Determine the number of lines in the listing below that hold the word "selected". Write the number alone.

# Entries provided
►

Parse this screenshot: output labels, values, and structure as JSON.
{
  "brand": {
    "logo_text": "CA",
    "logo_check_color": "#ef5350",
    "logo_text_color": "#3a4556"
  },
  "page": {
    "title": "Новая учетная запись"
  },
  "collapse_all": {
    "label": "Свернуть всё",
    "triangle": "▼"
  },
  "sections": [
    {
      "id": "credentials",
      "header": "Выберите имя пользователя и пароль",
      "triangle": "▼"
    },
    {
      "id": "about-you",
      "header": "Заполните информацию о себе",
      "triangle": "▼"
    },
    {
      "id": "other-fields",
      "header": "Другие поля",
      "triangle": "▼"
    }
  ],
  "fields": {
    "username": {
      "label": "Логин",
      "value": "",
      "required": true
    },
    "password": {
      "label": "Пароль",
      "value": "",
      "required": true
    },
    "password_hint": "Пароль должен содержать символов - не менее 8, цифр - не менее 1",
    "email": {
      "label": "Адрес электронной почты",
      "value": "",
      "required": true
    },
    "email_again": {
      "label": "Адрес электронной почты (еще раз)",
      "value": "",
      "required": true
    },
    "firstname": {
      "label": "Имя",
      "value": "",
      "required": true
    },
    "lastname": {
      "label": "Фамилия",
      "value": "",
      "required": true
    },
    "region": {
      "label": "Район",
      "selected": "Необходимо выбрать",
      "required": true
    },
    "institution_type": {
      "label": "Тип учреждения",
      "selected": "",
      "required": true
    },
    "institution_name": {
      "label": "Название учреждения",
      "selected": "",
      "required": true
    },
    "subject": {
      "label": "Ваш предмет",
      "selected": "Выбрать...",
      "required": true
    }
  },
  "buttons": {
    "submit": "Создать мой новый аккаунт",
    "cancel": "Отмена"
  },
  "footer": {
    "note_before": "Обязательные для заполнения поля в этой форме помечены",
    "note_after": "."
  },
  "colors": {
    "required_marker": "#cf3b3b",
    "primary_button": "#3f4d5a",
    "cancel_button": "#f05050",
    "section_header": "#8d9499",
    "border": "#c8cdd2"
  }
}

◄

# Response to this task
4